Having spent some time in the Vatican’s diplomatic service and the Spanish court, he was no stranger to political intrigue. He understood the many factors hostile to Magellan. Dom Manuel, the king of Portugal, regarded Magellan as a traitor and harassed his family remaining in Portugal. The ancestral estate was vandalised and his relatives abused and even stoned until they fled for their lives.

Dom Manuel’s spies infiltrated the Casa de Contratatión and inflamed hatreds already seething. The captains of San Antonio, Concepción and Victoria were hand-picked by Bishop Fonseca and included his own bastard son Juan de Cartagena who would prove to be a serious trouble-maker. Even before the fleet sailed, Pigafetta noted in his journal that these captains did not love the captain general.

The Armada de Maluku was set up from the start to fail. In a way it was fortunate that Don Carlos, the 18 year old king, was surrounded by minders like Cardinal Adrian of Utrecht, Chancellor Sauvage and Guillaume de Croy who were distant from the feud between Spain and Portugal. The king had been born and raised in the Low Countries and didn’t even speak Spanish. Without their support, it is doubtful that Magellan would have gained command of the expedition.


Ferdinand Magellan and me (49)

the explorers

Prince Henry’s navigators

Dom Manuel ascended the throne at a turbulent period of Portuguese politics. He succeeded his cousin King John II, who had personally assassinated Manuel’s uncle and other aristocrats in a campaign to break the power of the nobility. It was a big surprise when Dom John nominated Manuel his successor, but John’s only surviving son was illegitimate, which ruled him out.

Manuel has been called ‘The Fortunate’ because he reaped the benefit of policies put in place by predecessors like Prince Henry, known as the navigator although he never went to sea. The Institute of Navigation at Sagres was the foremost nautical school of its time. Its alumni included such names as Vasco da Gama, Dias, D’Abreu, who had pushed Portuguese exploration down the west coast of Africa, around the Cape of Storms later renamed the Cape of Good Hope and established the sea route to Asia.

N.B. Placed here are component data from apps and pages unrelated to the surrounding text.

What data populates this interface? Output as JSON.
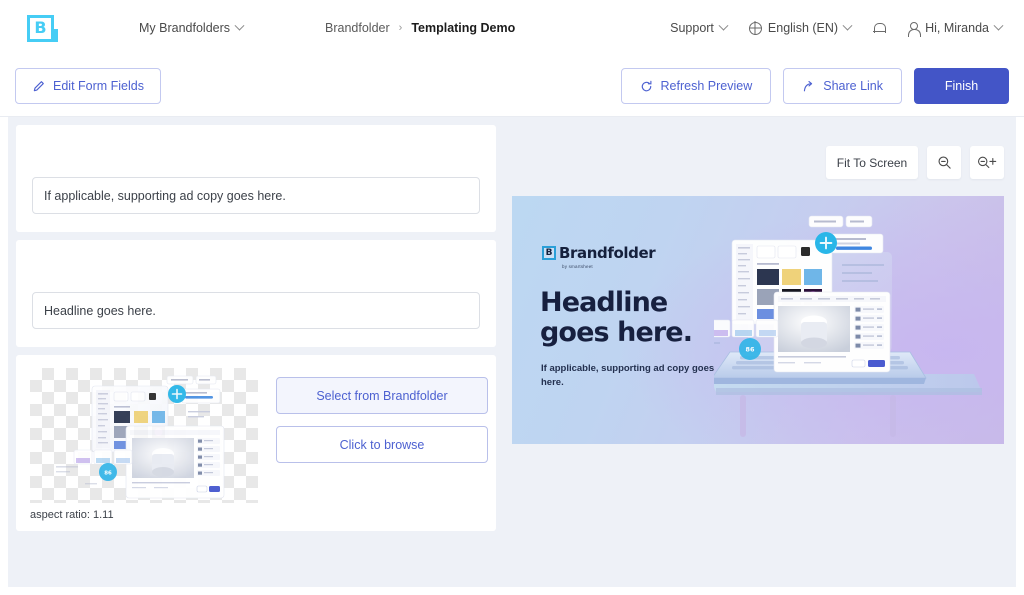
{
  "header": {
    "logo_icon": "brandfolder-logo-icon",
    "brand_initial": "B",
    "my_brandfolders": "My Brandfolders",
    "breadcrumb": {
      "root": "Brandfolder",
      "separator": "›",
      "current": "Templating Demo"
    },
    "support": "Support",
    "language": "English (EN)",
    "notifications_icon": "bell-icon",
    "account": "Hi, Miranda"
  },
  "actionbar": {
    "edit_form_fields": "Edit Form Fields",
    "edit_icon": "pencil-icon",
    "refresh_preview": "Refresh Preview",
    "refresh_icon": "refresh-icon",
    "share_link": "Share Link",
    "share_icon": "share-icon",
    "finish": "Finish"
  },
  "form": {
    "fields": [
      {
        "label": "",
        "value": "If applicable, supporting ad copy goes here.",
        "placeholder": "If applicable, supporting ad copy goes here."
      },
      {
        "label": "",
        "value": "Headline goes here.",
        "placeholder": "Headline goes here."
      }
    ],
    "image_field": {
      "aspect_ratio": "aspect ratio: 1.11",
      "select_button": "Select from Brandfolder",
      "browse_button": "Click to browse"
    }
  },
  "preview": {
    "fit_to_screen": "Fit To Screen",
    "zoom_out_icon": "zoom-out-icon",
    "zoom_in_icon": "zoom-in-icon",
    "ad": {
      "logo_initial": "B",
      "logo_text": "Brandfolder",
      "logo_subtext": "by smartsheet",
      "headline_line1": "Headline",
      "headline_line2": "goes here.",
      "body": "If applicable, supporting ad copy goes here."
    }
  },
  "colors": {
    "brand_cyan": "#46cdf5",
    "indigo": "#4355c7",
    "indigo_text": "#4d61d1",
    "canvas_bg": "#eef1f7"
  }
}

As a page in the court of Queen Leonora Ferdinand Magellan received a good education and had access to the latest news of explorations and cutting-edge techniques of navigation and seamanship. Portugal was the greatest sea-power of its time and these were exciting times. Lisbon was the most cosmopolitan of cities.

Magellan was about 25 years old when he embarked on his nautical career under admiral de Almeida. They rounded the Cape of Storms and sailed north up the east coast of Africa to the Sultanate of Kilwa, which was then the most prosperous enclave in the region. After a brief siege, Almeida conquered the city and set about building a Portuguese fortress. Another attraction in this region for the Portuguese was the fabled realm of Prester John, thought to be a Christian king in central Africa.

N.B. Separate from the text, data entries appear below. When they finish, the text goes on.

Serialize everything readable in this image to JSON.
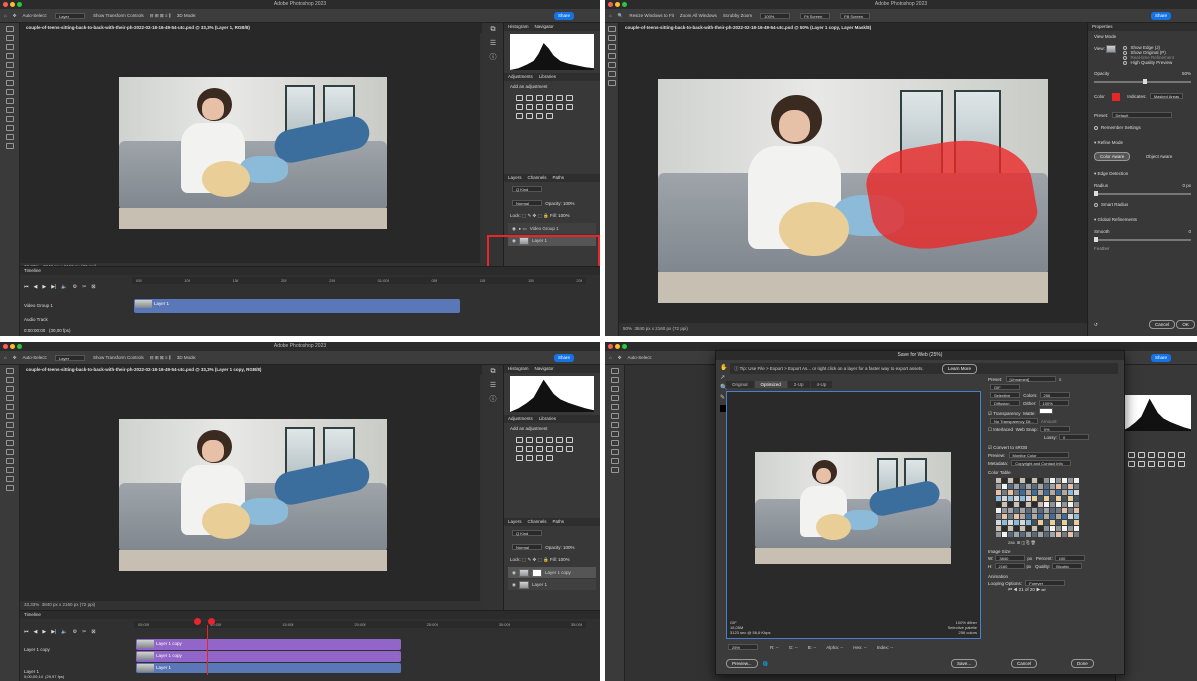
{
  "app": {
    "title": "Adobe Photoshop 2023",
    "share_label": "Share"
  },
  "options": {
    "auto_select": "Auto-Select:",
    "layer_value": "Layer",
    "show_transform": "Show Transform Controls",
    "mode_3d": "3D Mode:"
  },
  "q1": {
    "tab": "couple-of-teens-sitting-back-to-back-with-their-ph-2022-02-18-16-49-54-utc.psd @ 33,3% (Layer 1, RGB/8)",
    "zoom": "33,33%",
    "doc_size": "3840 px x 2160 px (72 ppi)",
    "panel_tabs": [
      "Histogram",
      "Navigator"
    ],
    "adj_tabs": [
      "Adjustments",
      "Libraries"
    ],
    "adj_hint": "Add an adjustment",
    "layers_tabs": [
      "Layers",
      "Channels",
      "Paths"
    ],
    "kind": "Q Kind",
    "blend": "Normal",
    "opacity": "Opacity: 100%",
    "fill": "Fill: 100%",
    "lock": "Lock:",
    "layers": [
      "Video Group 1",
      "Layer 1"
    ],
    "timeline_label": "Timeline",
    "tracks": [
      "Video Group 1",
      "Audio Track"
    ],
    "clip": "Layer 1",
    "timecode": "0:00:00:00",
    "fps": "(30,00 fps)",
    "ruler": [
      "05f",
      "10f",
      "15f",
      "20f",
      "25f",
      "01:00f",
      "05f",
      "10f",
      "15f",
      "20f"
    ]
  },
  "q2": {
    "options": [
      "Resize Windows to Fit",
      "Zoom All Windows",
      "Scrubby Zoom",
      "100%",
      "Fit Screen",
      "Fill Screen"
    ],
    "tab": "couple-of-teens-sitting-back-to-back-with-their-ph-2022-02-18-16-49-54-utc.psd @ 50% (Layer 1 copy, Layer Mask/8)",
    "zoom": "50%",
    "doc_size": "3840 px x 2160 px (72 ppi)",
    "props_title": "Properties",
    "view_mode": "View Mode",
    "view_label": "View:",
    "show_edge": "Show Edge (J)",
    "show_original": "Show Original (P)",
    "realtime": "Real-time Refinement",
    "hq_preview": "High Quality Preview",
    "opacity": "Opacity",
    "opacity_val": "50%",
    "color_label": "Color",
    "indicates": "Indicates:",
    "masked_areas": "Masked Areas",
    "preset_label": "Preset:",
    "preset_val": "Default",
    "remember": "Remember Settings",
    "refine_mode": "Refine Mode",
    "color_aware": "Color Aware",
    "object_aware": "Object Aware",
    "edge_detection": "Edge Detection",
    "radius": "Radius",
    "radius_val": "0 px",
    "smart_radius": "Smart Radius",
    "global_ref": "Global Refinements",
    "smooth": "Smooth",
    "smooth_val": "0",
    "feather": "Feather",
    "cancel": "Cancel",
    "ok": "OK",
    "mask_color": "#e8262a"
  },
  "q3": {
    "tab": "couple-of-teens-sitting-back-to-back-with-their-ph-2022-02-18-16-49-54-utc.psd @ 33,3% (Layer 1 copy, RGB/8)",
    "zoom": "33,33%",
    "doc_size": "3840 px x 2160 px (72 ppi)",
    "layers": [
      "Layer 1 copy",
      "Layer 1"
    ],
    "tracks": [
      "Layer 1 copy",
      "Layer 1"
    ],
    "clips": [
      "Layer 1 copy",
      "Layer 1 copy",
      "Layer 1"
    ],
    "timecode": "0;00;00;14",
    "fps": "(29,97 fps)",
    "ruler": [
      "05:00f",
      "10:00f",
      "15:00f",
      "20:00f",
      "25:00f",
      "30:00f",
      "35:00f"
    ]
  },
  "q4": {
    "dialog_title": "Save for Web (25%)",
    "tip": "Tip: Use File > Export > Export As... or right click on a layer for a faster way to export assets.",
    "learn_more": "Learn More",
    "tabs": [
      "Original",
      "Optimized",
      "2-Up",
      "4-Up"
    ],
    "preset_label": "Preset:",
    "preset_val": "[Unnamed]",
    "format": "GIF",
    "reduction": "Selective",
    "dither_algo": "Diffusion",
    "colors_label": "Colors:",
    "colors_val": "256",
    "dither_label": "Dither:",
    "dither_val": "100%",
    "transparency": "Transparency",
    "matte": "Matte:",
    "no_trans_dither": "No Transparency Dit...",
    "amount": "Amount:",
    "interlaced": "Interlaced",
    "web_snap": "Web Snap:",
    "web_snap_val": "0%",
    "lossy": "Lossy:",
    "lossy_val": "0",
    "convert_srgb": "Convert to sRGB",
    "preview_label": "Preview:",
    "preview_val": "Monitor Color",
    "metadata_label": "Metadata:",
    "metadata_val": "Copyright and Contact Info",
    "color_table": "Color Table",
    "color_count": "256",
    "image_size": "Image Size",
    "w_label": "W:",
    "w_val": "3840",
    "h_label": "H:",
    "h_val": "2160",
    "px": "px",
    "percent_label": "Percent:",
    "percent_val": "100",
    "quality_label": "Quality:",
    "quality_val": "Bicubic",
    "animation": "Animation",
    "looping": "Looping Options:",
    "looping_val": "Forever",
    "frame": "21 of 20",
    "info_left": [
      "GIF",
      "16,05M",
      "3123 sec @ 56,6 Kbps"
    ],
    "info_right": [
      "100% dither",
      "Selective palette",
      "256 colors"
    ],
    "zoom": "25%",
    "r_label": "R: --",
    "g_label": "G: --",
    "b_label": "B: --",
    "alpha": "Alpha: --",
    "hex": "Hex: --",
    "index": "Index: --",
    "preview_btn": "Preview...",
    "save": "Save...",
    "cancel": "Cancel",
    "done": "Done",
    "accent": "#1473e6"
  }
}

Returning home, Magellan was sent to fight in Dom Manuel’s war in Morocco in which he received a wound to his leg that caused him to limp for the rest of his life. He was also accused of corruption in a matter concerning distribution of war booty. He was never convicted of the offence but when he applied for an increase in his allowance from the king, Dom Manuel for some unknown reason refused. Then Magellan proposed to sail a fleet westwards to the Spice Isles. He believed the route would be shorter than the eastbound course. Again, Dom Manuel refused him. Magellan had been wounded in the service of his country and was no doubt offended by his sovereign’s lack of respect.

‘Well then,’ he said,‘I shall take my project to the king of Spain.’

‘You may do whatever you please,’ Dom Manuel replied.

As a sign of respect, Magellan offered to kiss the king’s hand. Dom Manuel thrust his hand behind his back and Magellan stormed out no doubt in a rage. Nowadays, Portugal has more or less made peace with its famous errant son. The explorations are honoured with a museum in the Tower of Belem, a popular tourist attraction, and an elaborate sculpture celebrating Prince Henry’s work on a bank of the River Tagus.
Tower of Belém

Tower of Belém

Dom Manuel-Magellan’s nemesis.